== AIM OF THE EXERCISE ==
Scan the lines below for "title" and copy the matches.

[Data about app and page elements]
###

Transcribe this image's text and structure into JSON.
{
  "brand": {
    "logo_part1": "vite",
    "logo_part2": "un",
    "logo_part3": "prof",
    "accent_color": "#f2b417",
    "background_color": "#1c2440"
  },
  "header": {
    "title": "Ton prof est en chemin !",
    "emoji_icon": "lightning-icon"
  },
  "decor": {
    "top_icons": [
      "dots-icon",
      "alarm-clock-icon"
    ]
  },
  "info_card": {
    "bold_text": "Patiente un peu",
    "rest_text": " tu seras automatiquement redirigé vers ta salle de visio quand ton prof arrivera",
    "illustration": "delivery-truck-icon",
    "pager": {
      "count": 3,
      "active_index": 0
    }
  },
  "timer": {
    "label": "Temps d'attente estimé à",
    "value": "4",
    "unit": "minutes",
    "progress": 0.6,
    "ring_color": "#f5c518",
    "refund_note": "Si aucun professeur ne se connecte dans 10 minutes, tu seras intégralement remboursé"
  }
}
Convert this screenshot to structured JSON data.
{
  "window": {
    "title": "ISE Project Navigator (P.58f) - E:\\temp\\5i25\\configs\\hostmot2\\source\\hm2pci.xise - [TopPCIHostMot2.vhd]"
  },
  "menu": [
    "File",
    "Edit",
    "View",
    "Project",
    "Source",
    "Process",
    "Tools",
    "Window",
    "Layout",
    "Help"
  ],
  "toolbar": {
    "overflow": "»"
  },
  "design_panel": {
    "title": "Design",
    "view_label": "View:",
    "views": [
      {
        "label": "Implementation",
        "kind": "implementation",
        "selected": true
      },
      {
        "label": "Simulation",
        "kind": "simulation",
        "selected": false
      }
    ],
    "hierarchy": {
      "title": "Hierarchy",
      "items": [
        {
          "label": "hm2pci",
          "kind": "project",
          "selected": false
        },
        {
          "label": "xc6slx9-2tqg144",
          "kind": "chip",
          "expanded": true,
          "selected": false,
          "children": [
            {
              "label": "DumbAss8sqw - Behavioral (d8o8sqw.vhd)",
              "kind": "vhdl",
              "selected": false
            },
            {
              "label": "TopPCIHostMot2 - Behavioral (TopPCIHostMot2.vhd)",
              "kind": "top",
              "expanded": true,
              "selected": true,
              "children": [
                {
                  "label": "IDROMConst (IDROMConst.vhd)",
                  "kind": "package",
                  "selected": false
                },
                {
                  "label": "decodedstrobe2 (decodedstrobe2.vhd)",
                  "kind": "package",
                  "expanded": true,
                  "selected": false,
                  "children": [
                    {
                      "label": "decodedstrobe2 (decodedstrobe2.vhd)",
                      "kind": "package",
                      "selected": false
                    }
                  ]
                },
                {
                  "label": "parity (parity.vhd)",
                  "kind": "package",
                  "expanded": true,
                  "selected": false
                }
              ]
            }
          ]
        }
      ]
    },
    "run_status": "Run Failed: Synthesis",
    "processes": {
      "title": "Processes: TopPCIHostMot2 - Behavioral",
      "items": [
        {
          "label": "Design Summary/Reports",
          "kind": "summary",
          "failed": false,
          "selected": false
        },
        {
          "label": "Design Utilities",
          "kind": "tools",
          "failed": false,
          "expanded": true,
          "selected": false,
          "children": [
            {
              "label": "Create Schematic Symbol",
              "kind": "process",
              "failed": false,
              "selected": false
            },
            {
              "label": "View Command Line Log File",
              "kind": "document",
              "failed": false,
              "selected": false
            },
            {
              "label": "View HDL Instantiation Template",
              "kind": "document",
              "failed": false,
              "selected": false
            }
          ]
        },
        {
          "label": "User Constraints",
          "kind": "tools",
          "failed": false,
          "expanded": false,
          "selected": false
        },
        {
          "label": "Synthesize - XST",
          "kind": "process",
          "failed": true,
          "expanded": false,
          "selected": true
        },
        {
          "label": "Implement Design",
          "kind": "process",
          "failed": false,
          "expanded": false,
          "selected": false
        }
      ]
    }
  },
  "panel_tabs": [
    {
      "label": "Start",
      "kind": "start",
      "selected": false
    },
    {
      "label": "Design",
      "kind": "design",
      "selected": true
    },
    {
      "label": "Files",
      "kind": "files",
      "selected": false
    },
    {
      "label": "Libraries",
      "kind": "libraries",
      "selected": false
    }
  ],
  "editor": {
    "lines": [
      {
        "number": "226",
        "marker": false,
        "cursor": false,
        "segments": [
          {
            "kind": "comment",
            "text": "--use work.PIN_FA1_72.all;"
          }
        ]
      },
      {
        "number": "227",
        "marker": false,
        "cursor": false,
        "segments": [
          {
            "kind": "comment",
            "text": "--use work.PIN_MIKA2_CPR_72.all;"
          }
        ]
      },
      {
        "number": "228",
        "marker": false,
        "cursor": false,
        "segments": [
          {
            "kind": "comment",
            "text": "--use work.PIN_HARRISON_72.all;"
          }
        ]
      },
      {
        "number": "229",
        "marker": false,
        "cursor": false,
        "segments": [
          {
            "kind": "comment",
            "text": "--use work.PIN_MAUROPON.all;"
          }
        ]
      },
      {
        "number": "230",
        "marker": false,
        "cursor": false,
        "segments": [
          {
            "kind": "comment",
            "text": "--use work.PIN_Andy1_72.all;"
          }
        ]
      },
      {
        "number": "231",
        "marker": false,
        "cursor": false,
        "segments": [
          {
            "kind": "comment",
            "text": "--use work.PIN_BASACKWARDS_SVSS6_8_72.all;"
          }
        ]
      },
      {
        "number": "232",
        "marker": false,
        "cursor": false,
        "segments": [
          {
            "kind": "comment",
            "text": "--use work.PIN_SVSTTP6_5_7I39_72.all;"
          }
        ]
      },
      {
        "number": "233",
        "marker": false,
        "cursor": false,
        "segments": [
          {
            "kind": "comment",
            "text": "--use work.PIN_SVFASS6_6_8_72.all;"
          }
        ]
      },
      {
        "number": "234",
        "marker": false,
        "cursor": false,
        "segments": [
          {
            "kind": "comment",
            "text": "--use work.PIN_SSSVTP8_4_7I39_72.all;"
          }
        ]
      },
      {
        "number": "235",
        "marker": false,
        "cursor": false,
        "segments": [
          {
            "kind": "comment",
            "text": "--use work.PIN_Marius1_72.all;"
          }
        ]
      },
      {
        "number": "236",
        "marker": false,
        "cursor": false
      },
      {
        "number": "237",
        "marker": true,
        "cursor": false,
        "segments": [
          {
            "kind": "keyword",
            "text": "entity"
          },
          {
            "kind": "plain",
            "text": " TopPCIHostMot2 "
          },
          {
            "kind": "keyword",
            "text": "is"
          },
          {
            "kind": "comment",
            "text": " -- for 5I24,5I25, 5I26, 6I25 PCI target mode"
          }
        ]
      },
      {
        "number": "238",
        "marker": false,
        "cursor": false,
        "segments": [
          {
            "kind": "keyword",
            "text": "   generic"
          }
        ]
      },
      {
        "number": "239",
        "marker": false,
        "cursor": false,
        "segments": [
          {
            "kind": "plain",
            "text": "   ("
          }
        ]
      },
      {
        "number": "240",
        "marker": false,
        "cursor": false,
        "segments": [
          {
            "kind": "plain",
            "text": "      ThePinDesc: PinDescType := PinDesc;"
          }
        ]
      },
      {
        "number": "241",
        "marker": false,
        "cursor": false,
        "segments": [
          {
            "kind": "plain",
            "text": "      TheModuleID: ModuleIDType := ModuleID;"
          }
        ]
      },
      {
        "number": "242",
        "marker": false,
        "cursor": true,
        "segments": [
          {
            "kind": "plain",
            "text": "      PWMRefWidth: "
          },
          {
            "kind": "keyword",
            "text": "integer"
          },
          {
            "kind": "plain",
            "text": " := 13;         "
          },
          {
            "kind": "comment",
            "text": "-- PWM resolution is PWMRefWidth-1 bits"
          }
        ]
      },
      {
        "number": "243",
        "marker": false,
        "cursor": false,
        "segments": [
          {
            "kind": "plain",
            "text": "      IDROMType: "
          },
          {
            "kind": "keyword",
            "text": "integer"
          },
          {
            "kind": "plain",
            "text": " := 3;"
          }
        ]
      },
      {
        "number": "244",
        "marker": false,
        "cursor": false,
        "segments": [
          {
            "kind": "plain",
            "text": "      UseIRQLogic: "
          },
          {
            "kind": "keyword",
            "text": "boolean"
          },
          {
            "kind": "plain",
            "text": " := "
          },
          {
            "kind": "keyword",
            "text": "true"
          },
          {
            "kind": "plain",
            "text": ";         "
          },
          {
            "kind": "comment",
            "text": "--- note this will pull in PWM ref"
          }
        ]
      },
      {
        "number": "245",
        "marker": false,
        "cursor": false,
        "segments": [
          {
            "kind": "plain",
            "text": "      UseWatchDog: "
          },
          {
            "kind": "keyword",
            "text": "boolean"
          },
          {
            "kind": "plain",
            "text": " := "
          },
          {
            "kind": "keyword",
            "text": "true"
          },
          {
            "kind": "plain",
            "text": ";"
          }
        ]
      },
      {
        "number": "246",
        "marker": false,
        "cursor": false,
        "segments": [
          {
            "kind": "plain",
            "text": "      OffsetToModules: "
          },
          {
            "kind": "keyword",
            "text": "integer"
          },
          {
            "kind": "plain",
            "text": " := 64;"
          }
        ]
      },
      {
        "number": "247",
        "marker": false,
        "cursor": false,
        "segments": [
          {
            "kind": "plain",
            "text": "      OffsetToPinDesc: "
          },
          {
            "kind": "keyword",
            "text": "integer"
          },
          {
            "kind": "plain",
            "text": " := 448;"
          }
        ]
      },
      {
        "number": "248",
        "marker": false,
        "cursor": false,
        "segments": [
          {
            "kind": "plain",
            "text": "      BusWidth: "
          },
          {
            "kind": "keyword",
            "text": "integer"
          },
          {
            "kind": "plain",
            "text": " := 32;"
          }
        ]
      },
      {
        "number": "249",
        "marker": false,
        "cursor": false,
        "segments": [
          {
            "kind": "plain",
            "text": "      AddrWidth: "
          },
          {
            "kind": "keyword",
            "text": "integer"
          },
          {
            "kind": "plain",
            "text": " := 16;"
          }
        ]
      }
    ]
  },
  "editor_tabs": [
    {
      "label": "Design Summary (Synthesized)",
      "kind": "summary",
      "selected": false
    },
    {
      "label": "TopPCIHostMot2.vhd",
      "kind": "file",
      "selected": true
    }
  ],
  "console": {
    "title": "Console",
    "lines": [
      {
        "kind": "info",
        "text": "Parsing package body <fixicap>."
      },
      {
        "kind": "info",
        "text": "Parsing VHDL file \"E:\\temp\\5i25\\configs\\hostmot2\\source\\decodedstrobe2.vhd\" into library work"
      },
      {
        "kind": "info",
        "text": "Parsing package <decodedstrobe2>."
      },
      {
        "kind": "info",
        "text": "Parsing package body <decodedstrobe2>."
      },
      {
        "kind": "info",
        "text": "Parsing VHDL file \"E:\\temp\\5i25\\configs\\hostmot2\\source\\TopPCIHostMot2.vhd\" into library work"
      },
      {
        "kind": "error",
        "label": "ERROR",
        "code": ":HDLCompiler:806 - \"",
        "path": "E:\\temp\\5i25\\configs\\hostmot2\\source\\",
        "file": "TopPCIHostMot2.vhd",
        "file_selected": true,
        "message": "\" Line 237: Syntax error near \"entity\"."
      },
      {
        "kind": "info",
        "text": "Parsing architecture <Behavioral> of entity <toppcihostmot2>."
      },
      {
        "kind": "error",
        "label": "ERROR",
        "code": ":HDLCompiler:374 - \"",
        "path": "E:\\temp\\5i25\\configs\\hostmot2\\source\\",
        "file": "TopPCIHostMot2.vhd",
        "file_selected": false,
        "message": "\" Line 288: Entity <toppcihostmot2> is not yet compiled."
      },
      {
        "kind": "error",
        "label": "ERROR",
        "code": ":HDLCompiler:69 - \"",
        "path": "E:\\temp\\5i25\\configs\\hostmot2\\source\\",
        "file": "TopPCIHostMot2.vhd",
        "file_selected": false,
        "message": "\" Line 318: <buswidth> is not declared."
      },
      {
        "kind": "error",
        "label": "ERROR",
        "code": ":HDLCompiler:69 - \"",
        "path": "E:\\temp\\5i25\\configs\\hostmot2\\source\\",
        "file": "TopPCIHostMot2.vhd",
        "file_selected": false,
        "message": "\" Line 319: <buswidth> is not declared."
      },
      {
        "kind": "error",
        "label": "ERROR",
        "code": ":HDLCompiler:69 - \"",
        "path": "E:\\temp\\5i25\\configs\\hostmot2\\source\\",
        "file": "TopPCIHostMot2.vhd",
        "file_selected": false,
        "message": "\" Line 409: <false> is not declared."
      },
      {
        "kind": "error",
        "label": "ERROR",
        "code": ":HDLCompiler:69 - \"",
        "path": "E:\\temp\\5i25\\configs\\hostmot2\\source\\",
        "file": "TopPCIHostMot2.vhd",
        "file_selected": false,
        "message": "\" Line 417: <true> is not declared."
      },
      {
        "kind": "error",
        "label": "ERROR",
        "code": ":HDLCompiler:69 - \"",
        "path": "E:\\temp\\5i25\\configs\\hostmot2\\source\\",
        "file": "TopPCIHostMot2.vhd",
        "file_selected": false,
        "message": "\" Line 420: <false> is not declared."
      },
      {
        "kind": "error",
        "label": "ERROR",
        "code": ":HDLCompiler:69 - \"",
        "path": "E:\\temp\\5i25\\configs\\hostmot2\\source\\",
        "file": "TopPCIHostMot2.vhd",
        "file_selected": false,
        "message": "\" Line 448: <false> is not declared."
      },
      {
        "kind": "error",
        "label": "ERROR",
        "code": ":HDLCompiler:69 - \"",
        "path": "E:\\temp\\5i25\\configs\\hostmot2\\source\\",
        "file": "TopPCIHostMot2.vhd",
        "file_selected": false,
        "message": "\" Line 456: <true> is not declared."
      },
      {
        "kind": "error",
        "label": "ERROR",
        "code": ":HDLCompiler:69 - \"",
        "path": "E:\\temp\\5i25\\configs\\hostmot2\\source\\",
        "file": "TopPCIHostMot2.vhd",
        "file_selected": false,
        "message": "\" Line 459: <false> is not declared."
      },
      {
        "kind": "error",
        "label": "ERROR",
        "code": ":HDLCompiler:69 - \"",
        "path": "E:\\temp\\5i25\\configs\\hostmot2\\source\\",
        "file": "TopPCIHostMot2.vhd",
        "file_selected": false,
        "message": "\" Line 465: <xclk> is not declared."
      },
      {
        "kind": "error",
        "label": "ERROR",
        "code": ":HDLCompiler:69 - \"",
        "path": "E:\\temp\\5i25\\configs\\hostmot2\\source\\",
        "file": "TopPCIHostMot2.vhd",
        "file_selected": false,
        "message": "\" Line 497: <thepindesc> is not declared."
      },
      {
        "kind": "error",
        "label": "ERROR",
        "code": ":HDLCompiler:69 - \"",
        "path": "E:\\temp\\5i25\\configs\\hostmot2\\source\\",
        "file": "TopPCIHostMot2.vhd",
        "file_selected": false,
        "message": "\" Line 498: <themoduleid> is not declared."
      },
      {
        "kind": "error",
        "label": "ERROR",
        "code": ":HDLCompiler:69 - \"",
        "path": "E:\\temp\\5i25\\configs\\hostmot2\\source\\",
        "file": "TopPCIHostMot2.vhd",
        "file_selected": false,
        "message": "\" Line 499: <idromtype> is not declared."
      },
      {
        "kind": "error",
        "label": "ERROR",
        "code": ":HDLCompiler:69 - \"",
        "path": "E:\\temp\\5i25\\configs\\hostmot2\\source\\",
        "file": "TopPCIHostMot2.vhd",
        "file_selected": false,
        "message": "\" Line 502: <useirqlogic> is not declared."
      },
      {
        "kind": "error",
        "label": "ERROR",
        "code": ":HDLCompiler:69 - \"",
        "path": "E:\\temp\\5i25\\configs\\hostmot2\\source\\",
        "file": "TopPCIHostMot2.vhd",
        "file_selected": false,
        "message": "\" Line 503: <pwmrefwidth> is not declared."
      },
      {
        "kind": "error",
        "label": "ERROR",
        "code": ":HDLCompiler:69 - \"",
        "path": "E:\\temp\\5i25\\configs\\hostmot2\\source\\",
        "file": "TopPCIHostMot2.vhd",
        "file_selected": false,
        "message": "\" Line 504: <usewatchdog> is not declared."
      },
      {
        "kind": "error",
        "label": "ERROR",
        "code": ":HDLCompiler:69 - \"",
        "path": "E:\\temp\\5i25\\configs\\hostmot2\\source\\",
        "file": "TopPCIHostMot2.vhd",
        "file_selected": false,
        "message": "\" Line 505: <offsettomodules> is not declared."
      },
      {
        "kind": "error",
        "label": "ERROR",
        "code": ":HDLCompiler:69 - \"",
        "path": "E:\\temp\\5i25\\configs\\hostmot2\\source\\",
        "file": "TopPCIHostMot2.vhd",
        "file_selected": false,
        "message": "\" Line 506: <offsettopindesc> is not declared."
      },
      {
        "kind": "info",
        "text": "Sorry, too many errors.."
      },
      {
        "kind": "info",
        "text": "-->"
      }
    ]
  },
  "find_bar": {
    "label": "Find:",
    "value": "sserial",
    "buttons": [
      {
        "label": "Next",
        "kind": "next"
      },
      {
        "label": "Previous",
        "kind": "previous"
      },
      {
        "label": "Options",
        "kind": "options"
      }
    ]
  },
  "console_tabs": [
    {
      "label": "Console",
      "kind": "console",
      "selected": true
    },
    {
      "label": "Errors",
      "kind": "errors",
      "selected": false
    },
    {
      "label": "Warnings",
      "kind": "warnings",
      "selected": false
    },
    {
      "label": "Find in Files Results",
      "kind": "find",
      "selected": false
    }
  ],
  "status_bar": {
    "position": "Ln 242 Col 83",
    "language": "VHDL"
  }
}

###

== RESPONSE TO THIS TASK ==
    "title": "Ton prof est en chemin !",
    "title": "ISE Project Navigator (P.58f) - E:\\temp\\5i25\\configs\\hostmot2\\source\\hm2pci.xise - [TopPCIHostMot2.vhd]"
    "title": "Design",
      "title": "Hierarchy",
      "title": "Processes: TopPCIHostMot2 - Behavioral",
    "title": "Console",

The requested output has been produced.